*** Opening MATERIAL TO PROCESS ***

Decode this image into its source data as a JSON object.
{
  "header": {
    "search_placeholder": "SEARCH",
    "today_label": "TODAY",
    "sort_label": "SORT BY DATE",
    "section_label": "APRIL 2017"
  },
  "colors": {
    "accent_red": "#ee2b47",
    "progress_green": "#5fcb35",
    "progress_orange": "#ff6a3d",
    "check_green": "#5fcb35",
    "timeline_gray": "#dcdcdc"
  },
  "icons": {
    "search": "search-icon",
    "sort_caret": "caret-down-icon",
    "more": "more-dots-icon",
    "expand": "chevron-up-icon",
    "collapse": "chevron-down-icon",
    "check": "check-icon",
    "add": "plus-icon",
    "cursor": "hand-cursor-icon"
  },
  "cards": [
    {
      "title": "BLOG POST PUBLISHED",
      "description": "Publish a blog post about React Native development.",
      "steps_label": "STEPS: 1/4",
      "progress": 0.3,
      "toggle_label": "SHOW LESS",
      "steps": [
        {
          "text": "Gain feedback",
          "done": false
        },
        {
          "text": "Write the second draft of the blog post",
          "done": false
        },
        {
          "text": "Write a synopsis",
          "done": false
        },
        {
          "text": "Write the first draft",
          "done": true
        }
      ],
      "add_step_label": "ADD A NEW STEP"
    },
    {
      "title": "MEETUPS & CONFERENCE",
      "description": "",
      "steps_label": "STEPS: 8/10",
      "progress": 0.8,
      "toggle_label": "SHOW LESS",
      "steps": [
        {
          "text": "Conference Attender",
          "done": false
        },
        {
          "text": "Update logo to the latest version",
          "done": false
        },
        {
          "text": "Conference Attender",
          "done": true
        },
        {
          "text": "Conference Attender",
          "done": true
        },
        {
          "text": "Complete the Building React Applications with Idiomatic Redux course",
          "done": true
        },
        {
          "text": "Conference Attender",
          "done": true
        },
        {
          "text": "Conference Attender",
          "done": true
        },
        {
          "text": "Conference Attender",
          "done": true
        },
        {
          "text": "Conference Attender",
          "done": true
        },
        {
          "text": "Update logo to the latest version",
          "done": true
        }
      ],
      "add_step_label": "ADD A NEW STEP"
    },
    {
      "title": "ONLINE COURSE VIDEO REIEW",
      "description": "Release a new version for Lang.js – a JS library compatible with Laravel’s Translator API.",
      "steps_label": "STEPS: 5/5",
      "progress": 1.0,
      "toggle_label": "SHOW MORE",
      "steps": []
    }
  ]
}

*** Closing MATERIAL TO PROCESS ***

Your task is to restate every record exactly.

> _SOLUTION FOR THIS EXERCISE_:
Decode this image into its source data as a JSON object.
{
  "header": {
    "search_placeholder": "SEARCH",
    "today_label": "TODAY",
    "sort_label": "SORT BY DATE",
    "section_label": "APRIL 2017"
  },
  "colors": {
    "accent_red": "#ee2b47",
    "progress_green": "#5fcb35",
    "progress_orange": "#ff6a3d",
    "check_green": "#5fcb35",
    "timeline_gray": "#dcdcdc"
  },
  "icons": {
    "search": "search-icon",
    "sort_caret": "caret-down-icon",
    "more": "more-dots-icon",
    "expand": "chevron-up-icon",
    "collapse": "chevron-down-icon",
    "check": "check-icon",
    "add": "plus-icon",
    "cursor": "hand-cursor-icon"
  },
  "cards": [
    {
      "title": "BLOG POST PUBLISHED",
      "description": "Publish a blog post about React Native development.",
      "steps_label": "STEPS: 1/4",
      "progress": 0.3,
      "toggle_label": "SHOW LESS",
      "steps": [
        {
          "text": "Gain feedback",
          "done": false
        },
        {
          "text": "Write the second draft of the blog post",
          "done": false
        },
        {
          "text": "Write a synopsis",
          "done": false
        },
        {
          "text": "Write the first draft",
          "done": true
        }
      ],
      "add_step_label": "ADD A NEW STEP"
    },
    {
      "title": "MEETUPS & CONFERENCE",
      "description": "",
      "steps_label": "STEPS: 8/10",
      "progress": 0.8,
      "toggle_label": "SHOW LESS",
      "steps": [
        {
          "text": "Conference Attender",
          "done": false
        },
        {
          "text": "Update logo to the latest version",
          "done": false
        },
        {
          "text": "Conference Attender",
          "done": true
        },
        {
          "text": "Conference Attender",
          "done": true
        },
        {
          "text": "Complete the Building React Applications with Idiomatic Redux course",
          "done": true
        },
        {
          "text": "Conference Attender",
          "done": true
        },
        {
          "text": "Conference Attender",
          "done": true
        },
        {
          "text": "Conference Attender",
          "done": true
        },
        {
          "text": "Conference Attender",
          "done": true
        },
        {
          "text": "Update logo to the latest version",
          "done": true
        }
      ],
      "add_step_label": "ADD A NEW STEP"
    },
    {
      "title": "ONLINE COURSE VIDEO REIEW",
      "description": "Release a new version for Lang.js – a JS library compatible with Laravel’s Translator API.",
      "steps_label": "STEPS: 5/5",
      "progress": 1.0,
      "toggle_label": "SHOW MORE",
      "steps": []
    }
  ]
}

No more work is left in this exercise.